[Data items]
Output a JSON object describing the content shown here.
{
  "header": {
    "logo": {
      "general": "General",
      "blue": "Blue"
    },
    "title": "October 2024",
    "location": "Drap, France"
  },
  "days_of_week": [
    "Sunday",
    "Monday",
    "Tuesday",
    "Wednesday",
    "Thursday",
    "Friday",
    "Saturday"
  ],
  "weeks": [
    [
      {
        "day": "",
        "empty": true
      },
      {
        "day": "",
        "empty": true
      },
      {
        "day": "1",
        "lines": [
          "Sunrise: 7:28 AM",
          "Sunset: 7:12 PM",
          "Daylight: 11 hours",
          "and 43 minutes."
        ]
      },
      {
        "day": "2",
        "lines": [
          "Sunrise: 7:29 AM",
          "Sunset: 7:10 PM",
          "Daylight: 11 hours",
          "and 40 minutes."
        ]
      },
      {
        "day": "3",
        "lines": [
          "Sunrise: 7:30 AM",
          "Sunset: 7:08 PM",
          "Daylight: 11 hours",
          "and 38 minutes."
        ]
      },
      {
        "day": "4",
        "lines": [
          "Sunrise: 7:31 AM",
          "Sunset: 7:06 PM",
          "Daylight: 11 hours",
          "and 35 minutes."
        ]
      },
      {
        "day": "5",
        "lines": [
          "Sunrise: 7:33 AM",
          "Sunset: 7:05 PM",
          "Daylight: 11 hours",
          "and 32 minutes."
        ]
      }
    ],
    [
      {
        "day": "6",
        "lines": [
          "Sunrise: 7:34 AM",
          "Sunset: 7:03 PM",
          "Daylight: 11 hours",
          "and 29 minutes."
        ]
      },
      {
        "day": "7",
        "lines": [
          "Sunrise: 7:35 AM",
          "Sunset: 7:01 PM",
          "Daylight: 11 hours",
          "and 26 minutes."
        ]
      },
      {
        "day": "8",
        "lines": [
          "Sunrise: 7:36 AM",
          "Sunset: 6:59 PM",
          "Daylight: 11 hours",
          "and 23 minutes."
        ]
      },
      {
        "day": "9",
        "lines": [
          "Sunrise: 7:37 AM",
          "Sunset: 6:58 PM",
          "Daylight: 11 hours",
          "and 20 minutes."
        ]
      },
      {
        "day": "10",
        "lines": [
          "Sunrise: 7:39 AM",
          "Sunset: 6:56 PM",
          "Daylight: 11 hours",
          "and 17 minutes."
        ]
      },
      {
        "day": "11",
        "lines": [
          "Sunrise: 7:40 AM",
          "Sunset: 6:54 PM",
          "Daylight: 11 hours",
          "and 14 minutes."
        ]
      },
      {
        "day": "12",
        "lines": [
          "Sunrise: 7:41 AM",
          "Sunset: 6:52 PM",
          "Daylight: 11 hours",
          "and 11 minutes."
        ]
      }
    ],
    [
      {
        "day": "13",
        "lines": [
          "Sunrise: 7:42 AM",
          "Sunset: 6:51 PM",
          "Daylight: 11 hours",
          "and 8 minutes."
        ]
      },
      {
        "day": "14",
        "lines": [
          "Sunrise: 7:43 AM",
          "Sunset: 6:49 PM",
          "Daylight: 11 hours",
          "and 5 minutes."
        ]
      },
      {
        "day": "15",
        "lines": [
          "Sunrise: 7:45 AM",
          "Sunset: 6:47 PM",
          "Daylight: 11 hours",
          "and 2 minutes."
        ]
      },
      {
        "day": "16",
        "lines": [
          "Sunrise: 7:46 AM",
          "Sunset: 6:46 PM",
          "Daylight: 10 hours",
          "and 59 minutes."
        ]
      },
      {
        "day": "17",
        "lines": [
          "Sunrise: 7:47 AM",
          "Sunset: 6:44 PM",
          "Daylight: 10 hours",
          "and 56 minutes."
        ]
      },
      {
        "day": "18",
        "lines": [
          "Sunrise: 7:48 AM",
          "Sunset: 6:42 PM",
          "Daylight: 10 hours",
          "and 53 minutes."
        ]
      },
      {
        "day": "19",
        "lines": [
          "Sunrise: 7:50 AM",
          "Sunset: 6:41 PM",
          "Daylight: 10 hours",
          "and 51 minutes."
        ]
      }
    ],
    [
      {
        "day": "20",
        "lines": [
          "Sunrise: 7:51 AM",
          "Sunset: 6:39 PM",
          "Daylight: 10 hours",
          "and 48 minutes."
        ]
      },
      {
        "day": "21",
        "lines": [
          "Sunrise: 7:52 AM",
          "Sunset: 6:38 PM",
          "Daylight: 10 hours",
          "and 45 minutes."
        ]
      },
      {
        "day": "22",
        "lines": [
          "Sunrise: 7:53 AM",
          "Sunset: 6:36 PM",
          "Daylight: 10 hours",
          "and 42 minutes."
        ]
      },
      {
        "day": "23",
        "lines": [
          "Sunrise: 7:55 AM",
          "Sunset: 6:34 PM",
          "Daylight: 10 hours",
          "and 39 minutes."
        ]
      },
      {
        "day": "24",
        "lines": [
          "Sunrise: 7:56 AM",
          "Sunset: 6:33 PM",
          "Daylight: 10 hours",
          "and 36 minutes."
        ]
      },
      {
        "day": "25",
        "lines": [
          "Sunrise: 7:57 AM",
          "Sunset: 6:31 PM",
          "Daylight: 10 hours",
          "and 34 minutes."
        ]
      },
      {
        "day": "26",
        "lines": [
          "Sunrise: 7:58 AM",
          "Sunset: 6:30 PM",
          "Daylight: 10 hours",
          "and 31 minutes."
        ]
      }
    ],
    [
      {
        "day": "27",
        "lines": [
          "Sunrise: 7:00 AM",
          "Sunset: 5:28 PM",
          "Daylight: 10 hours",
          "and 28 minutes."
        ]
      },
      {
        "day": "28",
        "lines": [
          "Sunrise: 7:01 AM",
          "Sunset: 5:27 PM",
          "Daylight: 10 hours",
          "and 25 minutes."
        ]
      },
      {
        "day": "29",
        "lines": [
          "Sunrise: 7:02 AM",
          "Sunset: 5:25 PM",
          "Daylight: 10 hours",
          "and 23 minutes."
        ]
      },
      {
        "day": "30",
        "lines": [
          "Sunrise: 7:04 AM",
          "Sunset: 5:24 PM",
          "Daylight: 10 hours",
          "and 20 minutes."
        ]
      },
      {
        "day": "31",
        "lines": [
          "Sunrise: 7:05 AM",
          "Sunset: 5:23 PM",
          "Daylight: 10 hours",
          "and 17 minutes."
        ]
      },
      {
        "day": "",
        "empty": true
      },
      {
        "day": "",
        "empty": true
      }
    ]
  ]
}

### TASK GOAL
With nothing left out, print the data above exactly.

### OUTPUT BELOW
Output a JSON object describing the content shown here.
{
  "header": {
    "logo": {
      "general": "General",
      "blue": "Blue"
    },
    "title": "October 2024",
    "location": "Drap, France"
  },
  "days_of_week": [
    "Sunday",
    "Monday",
    "Tuesday",
    "Wednesday",
    "Thursday",
    "Friday",
    "Saturday"
  ],
  "weeks": [
    [
      {
        "day": "",
        "empty": true
      },
      {
        "day": "",
        "empty": true
      },
      {
        "day": "1",
        "lines": [
          "Sunrise: 7:28 AM",
          "Sunset: 7:12 PM",
          "Daylight: 11 hours",
          "and 43 minutes."
        ]
      },
      {
        "day": "2",
        "lines": [
          "Sunrise: 7:29 AM",
          "Sunset: 7:10 PM",
          "Daylight: 11 hours",
          "and 40 minutes."
        ]
      },
      {
        "day": "3",
        "lines": [
          "Sunrise: 7:30 AM",
          "Sunset: 7:08 PM",
          "Daylight: 11 hours",
          "and 38 minutes."
        ]
      },
      {
        "day": "4",
        "lines": [
          "Sunrise: 7:31 AM",
          "Sunset: 7:06 PM",
          "Daylight: 11 hours",
          "and 35 minutes."
        ]
      },
      {
        "day": "5",
        "lines": [
          "Sunrise: 7:33 AM",
          "Sunset: 7:05 PM",
          "Daylight: 11 hours",
          "and 32 minutes."
        ]
      }
    ],
    [
      {
        "day": "6",
        "lines": [
          "Sunrise: 7:34 AM",
          "Sunset: 7:03 PM",
          "Daylight: 11 hours",
          "and 29 minutes."
        ]
      },
      {
        "day": "7",
        "lines": [
          "Sunrise: 7:35 AM",
          "Sunset: 7:01 PM",
          "Daylight: 11 hours",
          "and 26 minutes."
        ]
      },
      {
        "day": "8",
        "lines": [
          "Sunrise: 7:36 AM",
          "Sunset: 6:59 PM",
          "Daylight: 11 hours",
          "and 23 minutes."
        ]
      },
      {
        "day": "9",
        "lines": [
          "Sunrise: 7:37 AM",
          "Sunset: 6:58 PM",
          "Daylight: 11 hours",
          "and 20 minutes."
        ]
      },
      {
        "day": "10",
        "lines": [
          "Sunrise: 7:39 AM",
          "Sunset: 6:56 PM",
          "Daylight: 11 hours",
          "and 17 minutes."
        ]
      },
      {
        "day": "11",
        "lines": [
          "Sunrise: 7:40 AM",
          "Sunset: 6:54 PM",
          "Daylight: 11 hours",
          "and 14 minutes."
        ]
      },
      {
        "day": "12",
        "lines": [
          "Sunrise: 7:41 AM",
          "Sunset: 6:52 PM",
          "Daylight: 11 hours",
          "and 11 minutes."
        ]
      }
    ],
    [
      {
        "day": "13",
        "lines": [
          "Sunrise: 7:42 AM",
          "Sunset: 6:51 PM",
          "Daylight: 11 hours",
          "and 8 minutes."
        ]
      },
      {
        "day": "14",
        "lines": [
          "Sunrise: 7:43 AM",
          "Sunset: 6:49 PM",
          "Daylight: 11 hours",
          "and 5 minutes."
        ]
      },
      {
        "day": "15",
        "lines": [
          "Sunrise: 7:45 AM",
          "Sunset: 6:47 PM",
          "Daylight: 11 hours",
          "and 2 minutes."
        ]
      },
      {
        "day": "16",
        "lines": [
          "Sunrise: 7:46 AM",
          "Sunset: 6:46 PM",
          "Daylight: 10 hours",
          "and 59 minutes."
        ]
      },
      {
        "day": "17",
        "lines": [
          "Sunrise: 7:47 AM",
          "Sunset: 6:44 PM",
          "Daylight: 10 hours",
          "and 56 minutes."
        ]
      },
      {
        "day": "18",
        "lines": [
          "Sunrise: 7:48 AM",
          "Sunset: 6:42 PM",
          "Daylight: 10 hours",
          "and 53 minutes."
        ]
      },
      {
        "day": "19",
        "lines": [
          "Sunrise: 7:50 AM",
          "Sunset: 6:41 PM",
          "Daylight: 10 hours",
          "and 51 minutes."
        ]
      }
    ],
    [
      {
        "day": "20",
        "lines": [
          "Sunrise: 7:51 AM",
          "Sunset: 6:39 PM",
          "Daylight: 10 hours",
          "and 48 minutes."
        ]
      },
      {
        "day": "21",
        "lines": [
          "Sunrise: 7:52 AM",
          "Sunset: 6:38 PM",
          "Daylight: 10 hours",
          "and 45 minutes."
        ]
      },
      {
        "day": "22",
        "lines": [
          "Sunrise: 7:53 AM",
          "Sunset: 6:36 PM",
          "Daylight: 10 hours",
          "and 42 minutes."
        ]
      },
      {
        "day": "23",
        "lines": [
          "Sunrise: 7:55 AM",
          "Sunset: 6:34 PM",
          "Daylight: 10 hours",
          "and 39 minutes."
        ]
      },
      {
        "day": "24",
        "lines": [
          "Sunrise: 7:56 AM",
          "Sunset: 6:33 PM",
          "Daylight: 10 hours",
          "and 36 minutes."
        ]
      },
      {
        "day": "25",
        "lines": [
          "Sunrise: 7:57 AM",
          "Sunset: 6:31 PM",
          "Daylight: 10 hours",
          "and 34 minutes."
        ]
      },
      {
        "day": "26",
        "lines": [
          "Sunrise: 7:58 AM",
          "Sunset: 6:30 PM",
          "Daylight: 10 hours",
          "and 31 minutes."
        ]
      }
    ],
    [
      {
        "day": "27",
        "lines": [
          "Sunrise: 7:00 AM",
          "Sunset: 5:28 PM",
          "Daylight: 10 hours",
          "and 28 minutes."
        ]
      },
      {
        "day": "28",
        "lines": [
          "Sunrise: 7:01 AM",
          "Sunset: 5:27 PM",
          "Daylight: 10 hours",
          "and 25 minutes."
        ]
      },
      {
        "day": "29",
        "lines": [
          "Sunrise: 7:02 AM",
          "Sunset: 5:25 PM",
          "Daylight: 10 hours",
          "and 23 minutes."
        ]
      },
      {
        "day": "30",
        "lines": [
          "Sunrise: 7:04 AM",
          "Sunset: 5:24 PM",
          "Daylight: 10 hours",
          "and 20 minutes."
        ]
      },
      {
        "day": "31",
        "lines": [
          "Sunrise: 7:05 AM",
          "Sunset: 5:23 PM",
          "Daylight: 10 hours",
          "and 17 minutes."
        ]
      },
      {
        "day": "",
        "empty": true
      },
      {
        "day": "",
        "empty": true
      }
    ]
  ]
}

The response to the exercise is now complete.